Verdict: A flawlessly plotted, gripping page turner you will not want to put down.
About Val McDermid
Val McDermid is one of the biggest names in crime writing. Her novels have been translated into 40 languages, sold over 15 million copies worldwide.Val comes from Kirkcaldy, Fife, and read English at St Hilda’s College, Oxford (where she is now an Honorary Fellow). She was the first ever student from a state school in Scotland. Following graduation she became a journalist, and worked briefly as a dramatist.
Her first success as a novelist came with Report for Murder The first Lindsay Gordon Mystery, first published in 1987.

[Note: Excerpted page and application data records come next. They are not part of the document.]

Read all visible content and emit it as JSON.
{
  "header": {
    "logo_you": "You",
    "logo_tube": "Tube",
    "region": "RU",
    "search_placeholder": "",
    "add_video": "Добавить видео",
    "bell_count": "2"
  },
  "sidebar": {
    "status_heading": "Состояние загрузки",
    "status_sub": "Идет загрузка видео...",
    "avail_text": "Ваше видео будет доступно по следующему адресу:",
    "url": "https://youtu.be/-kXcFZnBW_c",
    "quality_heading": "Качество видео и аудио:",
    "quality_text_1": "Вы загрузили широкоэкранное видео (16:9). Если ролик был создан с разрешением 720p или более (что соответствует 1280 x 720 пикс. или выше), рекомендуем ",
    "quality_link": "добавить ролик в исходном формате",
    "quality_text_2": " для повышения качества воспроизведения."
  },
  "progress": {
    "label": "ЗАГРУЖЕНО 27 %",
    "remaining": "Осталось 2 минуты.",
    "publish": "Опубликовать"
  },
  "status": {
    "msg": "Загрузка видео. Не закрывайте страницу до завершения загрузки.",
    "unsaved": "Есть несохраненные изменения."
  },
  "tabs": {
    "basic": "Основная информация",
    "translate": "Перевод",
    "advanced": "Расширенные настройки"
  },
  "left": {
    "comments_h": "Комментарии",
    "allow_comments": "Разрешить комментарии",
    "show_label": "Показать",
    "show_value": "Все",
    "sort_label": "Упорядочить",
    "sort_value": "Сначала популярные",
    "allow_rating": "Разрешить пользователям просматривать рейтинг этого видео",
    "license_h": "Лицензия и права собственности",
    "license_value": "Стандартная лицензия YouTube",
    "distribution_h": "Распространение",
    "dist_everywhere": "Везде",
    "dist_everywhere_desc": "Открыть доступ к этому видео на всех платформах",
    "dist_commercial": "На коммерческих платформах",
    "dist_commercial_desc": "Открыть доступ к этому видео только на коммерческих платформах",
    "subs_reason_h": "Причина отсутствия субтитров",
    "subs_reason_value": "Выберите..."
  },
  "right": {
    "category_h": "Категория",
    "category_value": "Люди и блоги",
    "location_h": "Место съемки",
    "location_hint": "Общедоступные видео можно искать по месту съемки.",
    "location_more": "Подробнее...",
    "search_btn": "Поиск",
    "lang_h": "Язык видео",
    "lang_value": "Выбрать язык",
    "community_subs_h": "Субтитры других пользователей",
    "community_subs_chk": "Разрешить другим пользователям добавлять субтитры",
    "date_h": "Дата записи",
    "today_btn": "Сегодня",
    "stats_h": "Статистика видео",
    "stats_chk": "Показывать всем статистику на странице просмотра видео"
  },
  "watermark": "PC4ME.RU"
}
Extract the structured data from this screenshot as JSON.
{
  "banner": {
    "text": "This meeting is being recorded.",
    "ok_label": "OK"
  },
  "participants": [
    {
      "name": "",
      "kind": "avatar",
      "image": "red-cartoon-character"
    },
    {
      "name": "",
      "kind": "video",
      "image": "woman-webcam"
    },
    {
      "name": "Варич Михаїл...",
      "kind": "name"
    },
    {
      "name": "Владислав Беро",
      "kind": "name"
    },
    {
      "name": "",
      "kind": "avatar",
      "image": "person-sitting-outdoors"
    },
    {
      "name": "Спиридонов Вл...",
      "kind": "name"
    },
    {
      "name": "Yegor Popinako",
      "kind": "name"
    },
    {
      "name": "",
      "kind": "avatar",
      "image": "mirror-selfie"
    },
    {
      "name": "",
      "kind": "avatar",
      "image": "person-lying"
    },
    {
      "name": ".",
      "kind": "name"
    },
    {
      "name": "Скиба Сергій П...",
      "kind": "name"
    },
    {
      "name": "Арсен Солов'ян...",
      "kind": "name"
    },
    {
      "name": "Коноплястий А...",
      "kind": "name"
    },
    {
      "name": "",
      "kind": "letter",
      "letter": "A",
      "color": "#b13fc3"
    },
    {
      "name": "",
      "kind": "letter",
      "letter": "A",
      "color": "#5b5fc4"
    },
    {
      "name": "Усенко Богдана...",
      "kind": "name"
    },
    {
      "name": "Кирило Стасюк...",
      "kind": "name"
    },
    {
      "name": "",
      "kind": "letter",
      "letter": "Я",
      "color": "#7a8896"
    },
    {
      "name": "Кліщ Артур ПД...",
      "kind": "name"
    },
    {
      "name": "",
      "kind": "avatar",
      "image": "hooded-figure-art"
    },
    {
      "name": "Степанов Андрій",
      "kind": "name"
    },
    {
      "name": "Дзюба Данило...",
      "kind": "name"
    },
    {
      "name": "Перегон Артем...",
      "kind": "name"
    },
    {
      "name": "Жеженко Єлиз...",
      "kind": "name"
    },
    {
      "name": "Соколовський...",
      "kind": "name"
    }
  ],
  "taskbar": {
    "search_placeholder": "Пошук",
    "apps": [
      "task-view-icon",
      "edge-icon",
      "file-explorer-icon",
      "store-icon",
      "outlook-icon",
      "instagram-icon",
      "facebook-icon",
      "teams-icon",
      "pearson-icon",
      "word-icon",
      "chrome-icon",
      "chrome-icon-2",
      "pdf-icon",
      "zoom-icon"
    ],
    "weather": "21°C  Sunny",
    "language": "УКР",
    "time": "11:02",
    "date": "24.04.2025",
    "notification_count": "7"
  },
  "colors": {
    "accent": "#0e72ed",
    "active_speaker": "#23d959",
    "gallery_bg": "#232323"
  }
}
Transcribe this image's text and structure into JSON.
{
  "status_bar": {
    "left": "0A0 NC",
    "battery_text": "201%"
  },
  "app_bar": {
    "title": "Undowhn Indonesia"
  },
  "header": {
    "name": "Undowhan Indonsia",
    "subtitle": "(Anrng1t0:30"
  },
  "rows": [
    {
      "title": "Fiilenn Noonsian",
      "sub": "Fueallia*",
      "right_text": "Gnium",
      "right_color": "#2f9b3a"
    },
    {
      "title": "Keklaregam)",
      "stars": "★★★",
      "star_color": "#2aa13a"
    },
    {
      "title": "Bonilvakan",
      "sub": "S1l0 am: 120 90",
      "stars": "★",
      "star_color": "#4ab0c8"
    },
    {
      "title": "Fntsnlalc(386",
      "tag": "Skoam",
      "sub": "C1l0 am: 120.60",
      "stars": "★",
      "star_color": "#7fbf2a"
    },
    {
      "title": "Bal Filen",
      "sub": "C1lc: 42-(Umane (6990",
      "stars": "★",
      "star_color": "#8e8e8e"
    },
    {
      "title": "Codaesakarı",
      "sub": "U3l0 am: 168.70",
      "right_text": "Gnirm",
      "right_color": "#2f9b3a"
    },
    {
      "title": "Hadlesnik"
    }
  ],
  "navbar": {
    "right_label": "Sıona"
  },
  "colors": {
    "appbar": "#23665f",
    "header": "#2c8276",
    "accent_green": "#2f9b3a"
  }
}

Among her many awards are the Portico Prize for Fiction, the LA Times Book Prize, the Lambda Literary Pioneer Award and the Cartier Diamond Dagger. She has published 27 novels, short stories, non-fiction and a prize-winning children’s book. She is a regular broadcaster for BBC radio and lives in Edinburgh
Val says: “I never imagined when I started on this journey that I would have the success that has come my way. All those novels, radio plays, short stories, non-fiction and even a children’s book make a significant pile that I have every intention of adding to. I divide my year between writing and promoting my work at home and abroad, and when I’m not travelling, I divide my time between South Manchester and Edinburgh where I live with my partner and my son. Most days, I feel like one of the very lucky ones.”